Take Alan Shepard, the first American in space, for example. Of the seven characteristics that make a good pilot—skill, judgment, composure, enthusiasm, aggressiveness, combativeness and endurance—Shepard had trouble with the first two... at least early on.
- While at the U.S. Naval Academy, Shepard’s mediocre academics and waywardness nearly got him expelled. Only the death of his cousin during Marine Air Corps training seemed to stiffen Shepard’s spine and pull up his performance.

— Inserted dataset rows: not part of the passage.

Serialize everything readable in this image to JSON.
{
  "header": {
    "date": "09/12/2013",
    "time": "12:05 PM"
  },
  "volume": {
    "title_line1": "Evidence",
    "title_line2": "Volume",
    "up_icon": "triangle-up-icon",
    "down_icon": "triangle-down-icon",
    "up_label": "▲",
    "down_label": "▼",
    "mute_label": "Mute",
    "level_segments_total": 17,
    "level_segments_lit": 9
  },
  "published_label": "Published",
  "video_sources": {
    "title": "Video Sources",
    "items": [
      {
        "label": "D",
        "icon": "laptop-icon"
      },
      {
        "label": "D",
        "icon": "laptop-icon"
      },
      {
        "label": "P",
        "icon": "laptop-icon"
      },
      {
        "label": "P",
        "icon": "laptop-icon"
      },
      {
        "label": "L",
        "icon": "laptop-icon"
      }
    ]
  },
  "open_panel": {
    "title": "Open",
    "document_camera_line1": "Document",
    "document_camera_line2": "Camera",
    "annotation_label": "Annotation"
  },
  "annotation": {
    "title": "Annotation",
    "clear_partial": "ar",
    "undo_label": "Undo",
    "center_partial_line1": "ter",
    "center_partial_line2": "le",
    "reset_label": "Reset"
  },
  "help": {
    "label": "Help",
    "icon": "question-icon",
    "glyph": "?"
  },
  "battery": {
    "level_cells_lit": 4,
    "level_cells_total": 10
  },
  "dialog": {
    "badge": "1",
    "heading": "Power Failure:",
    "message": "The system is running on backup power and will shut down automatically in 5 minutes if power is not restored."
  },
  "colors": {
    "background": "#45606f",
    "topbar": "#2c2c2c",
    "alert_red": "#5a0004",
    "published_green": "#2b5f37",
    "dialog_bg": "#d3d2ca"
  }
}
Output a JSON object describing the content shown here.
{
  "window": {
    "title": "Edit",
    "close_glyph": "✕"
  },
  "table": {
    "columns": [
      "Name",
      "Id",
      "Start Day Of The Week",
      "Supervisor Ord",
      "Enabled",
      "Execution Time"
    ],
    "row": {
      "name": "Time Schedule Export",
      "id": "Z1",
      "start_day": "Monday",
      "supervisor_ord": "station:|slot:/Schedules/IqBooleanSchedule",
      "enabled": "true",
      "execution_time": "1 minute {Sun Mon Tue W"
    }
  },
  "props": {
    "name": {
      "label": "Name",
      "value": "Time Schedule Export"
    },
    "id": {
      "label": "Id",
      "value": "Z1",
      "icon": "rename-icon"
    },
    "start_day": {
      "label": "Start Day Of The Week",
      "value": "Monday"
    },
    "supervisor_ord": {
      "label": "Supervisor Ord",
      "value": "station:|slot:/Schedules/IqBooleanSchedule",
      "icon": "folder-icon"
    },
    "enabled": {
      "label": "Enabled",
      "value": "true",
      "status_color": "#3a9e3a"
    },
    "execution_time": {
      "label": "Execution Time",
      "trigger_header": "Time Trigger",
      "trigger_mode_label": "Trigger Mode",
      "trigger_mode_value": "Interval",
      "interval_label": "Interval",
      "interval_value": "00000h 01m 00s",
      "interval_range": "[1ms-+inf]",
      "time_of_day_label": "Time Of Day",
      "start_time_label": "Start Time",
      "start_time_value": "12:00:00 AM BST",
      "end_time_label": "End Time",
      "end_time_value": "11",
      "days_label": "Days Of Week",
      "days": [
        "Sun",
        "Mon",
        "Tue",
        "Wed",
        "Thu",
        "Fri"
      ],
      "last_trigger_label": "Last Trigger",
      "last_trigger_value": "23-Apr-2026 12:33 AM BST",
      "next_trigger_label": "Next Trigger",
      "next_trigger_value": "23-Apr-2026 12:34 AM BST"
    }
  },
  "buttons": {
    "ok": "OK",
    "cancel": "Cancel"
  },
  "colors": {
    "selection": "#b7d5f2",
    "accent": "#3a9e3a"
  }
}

- In basic flight training after World War II, Shepard almost washed out because of scary grades on his flight checks. Of 24 maneuvers on his first one, he scored “good” on only one and “borderline” in five; a less accommodating flight instructor could have ended his flying career right there. On one flight, Shepard led his formation the wrong way; on another, he pulled a failing grade for not looking left or right. Shepard finally resorted to breaking the rules: Secretly, he took private lessons that honed his skills and saved his career.
- Later, the judgment-challenged Shepard narrowly averted a court martial for “flat-hatting,” or flying extremely low, over a crowded beach (blowing the bikini tops off several women), doing a loop under and over the half-built Chesapeake Bay Bridge, and buzzing hundreds of soldiers at a rural test site. Only some fast-talking to a sheriff and strong intercessions from two officers kept him from losing his wings.
“Did you goof off yesterday?” Shepard would ask himself daily, in front of a mirror. “Did you get complacent?”
“Every day, you’ve got to say that,” Shepard once told a reporter. “That kind of complacency is so insidious. And complacency occurs in everyone. None of us is immune.”
— Adapted from Light This Candle, Neal Thompson, Crown Publishers.